In this book, the author chooses not to demonstrate that adoption of The Ecological Thought will be successful in mitigating a global ecological crisis which he believes is already upon us: Rather, he assumes it to be self-evident that success will be the result. The majority of the book is spent in exploring the nature and interconnections of the Mesh. In particular, the author introduces a concept of “The Strange Stranger”, which he does not define but which emerges from his discussions as one or more aspects of The Mesh to which we are interconnected and that we may find disconcerting or frightening. Professor Morton appears to believe that it is very important that, as part of The Ecological Thought, we learn to accept (even love) these initially unwelcome Strange Strangers. Professor Morton also believes that The Ecological Thought will (or should) lead to new directions in scientific research (such as consciousness and suffering in animals and artificially intelligent systems), in the philosophy of ecology, which he believes must move from seeing a division between Nature and humanity to seeing the two as a holistic system within The Mesh, and ultimately in politics.
The two paragraphs above are my summary of the book. What else is there? What have I left out? The most solid underpinnings are the passages, drawn from evolution, in which the author illustrates the connections between earthly life forms, including humans. He occasionally quotes from poets such as Shelley, Milton, and Coleridge: Their relevance is much less easy to see. He also spends considerable time in one-sided debates with other humanist writers, most of whom he disagrees with. This may be of interest if you are a professor of the humanities but it is too arcane for those of us who are not. There is little else. The author offers no reason to believe that, even if it is widely adopted, The Ecological Thought will result in the mitigation of ecological catastrophe. The book gives no detail of what The Ecological Thought will look like, very little idea of what policies or actions may emerge, and no glimpse of what an “Ecologically Thought” future will look like.

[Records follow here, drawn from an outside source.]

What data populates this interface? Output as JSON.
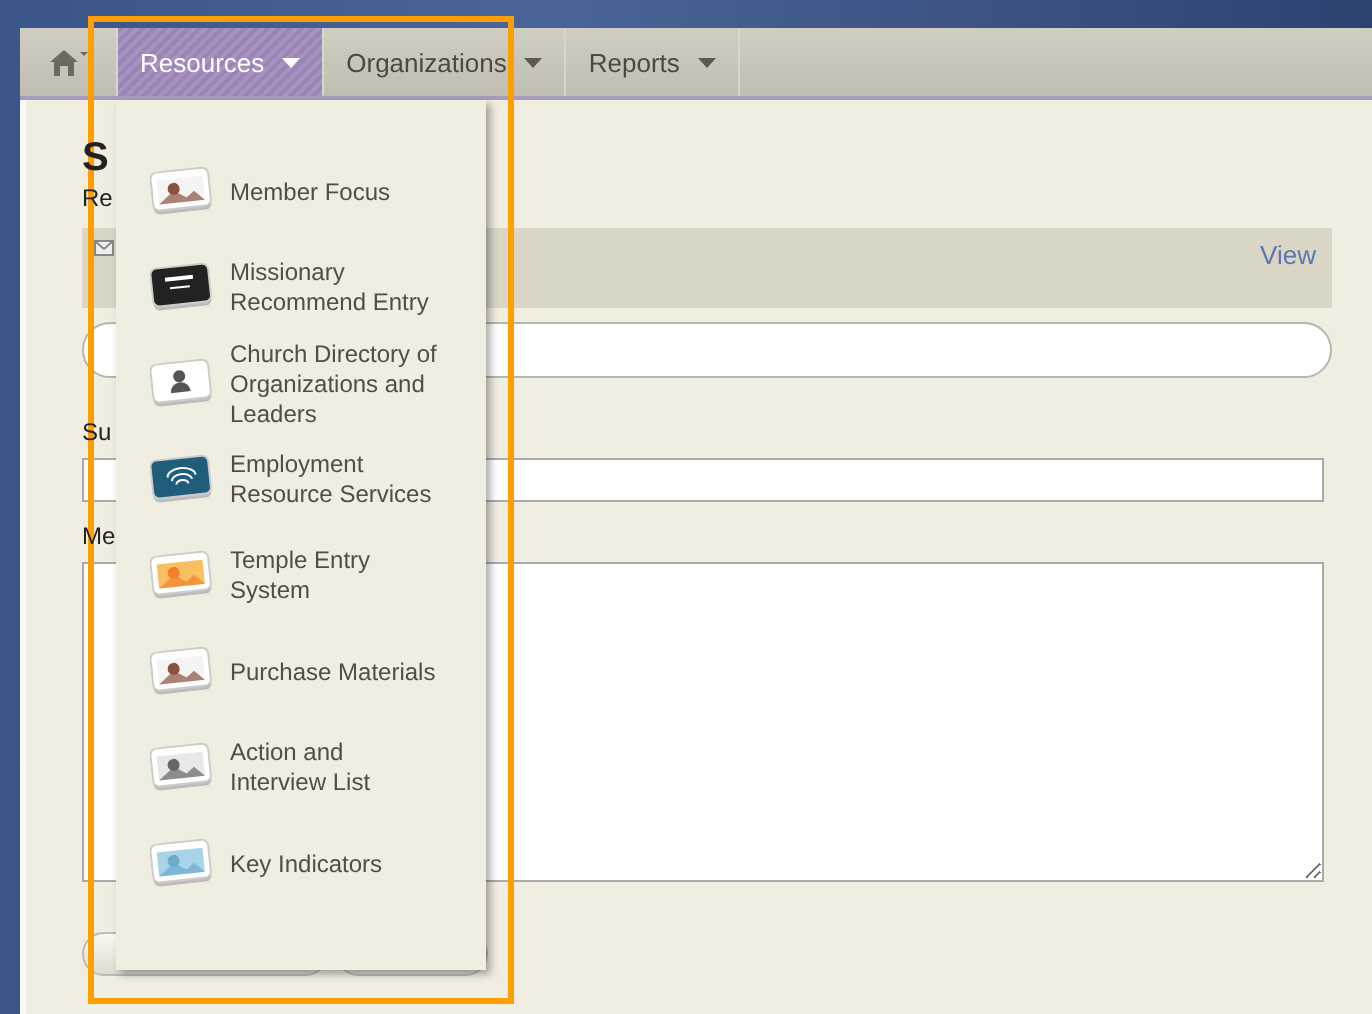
{
  "nav": {
    "tabs": [
      {
        "label": "Resources",
        "selected": true
      },
      {
        "label": "Organizations",
        "selected": false
      },
      {
        "label": "Reports",
        "selected": false
      }
    ]
  },
  "form": {
    "heading": "S",
    "recipients_label": "Re",
    "view_link": "View",
    "subject_label": "Su",
    "message_label": "Me"
  },
  "menu": {
    "items": [
      {
        "label": "Member Focus",
        "kind": "photo"
      },
      {
        "label": "Missionary Recommend Entry",
        "kind": "card"
      },
      {
        "label": "Church Directory of Organizations and Leaders",
        "kind": "person"
      },
      {
        "label": "Employment Resource Services",
        "kind": "logo"
      },
      {
        "label": "Temple Entry System",
        "kind": "sunset"
      },
      {
        "label": "Purchase Materials",
        "kind": "photo"
      },
      {
        "label": "Action and Interview List",
        "kind": "dark"
      },
      {
        "label": "Key Indicators",
        "kind": "sky"
      }
    ]
  }
}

What, then, of the concept of The Ecological Thought itself, to the extent that any picture of it emerges from the book? The name is new but the realization of the interconnectedness of humans, other earthly life, and the planet itself has probably occurred to all those who have seriously studied evolution, and the earth sciences. In studying those disciplines together with cosmology, it is impossible not to also grasp the fragility and insignificance of planet Earth and its living cargo. However, for most of us, the realization has not been developed into an explicit attitude towards ecology. Nor does this book undertake that step.
The intended audience for the book is not clear. The author does say that he hopes that people who are not specialists in critical theory will read the book. If it is intended for non-specialists in the humanities in general, it would seem that the author has lost touch with the rest of the world. Certainly as a non-specialist, I found the book to be very difficult to read. The writing is incoherent: Key terms (The Ecological Thought, Strange Strangers) are used extensively but not defined; there is no close reasoning and careful argument; the style comes across as pretentious, self-indulgent intellectual exhibitionism. The result is that meaning is obscured. In much of the book the author seems to believe that, if he tosses a heap of words onto the page, meaning will spontaneously emerge. An example of the book’s style is the following passage: “Environmental rhetoric is too often strongly affirmative, extraverted, and masculine; it privileges speech over writing; and it simulates immediacy (feigning one-to-one correspondences between language and reality). It’s sunny, straightforward, ableist, holistic, hearty, and “healthy”. Where does this leave negativity, introversion, femininity, writing, mediation, ambiguity, darkness, irony, fragmentation, and sickness?”. The only reasonably lucid passages are those where Professor Morton is drawing on Darwin; apparently his feet are held to the ground by Darwin’s own admirably clear writing.
The global ecological crisis requires stronger treatment than intellectual froth.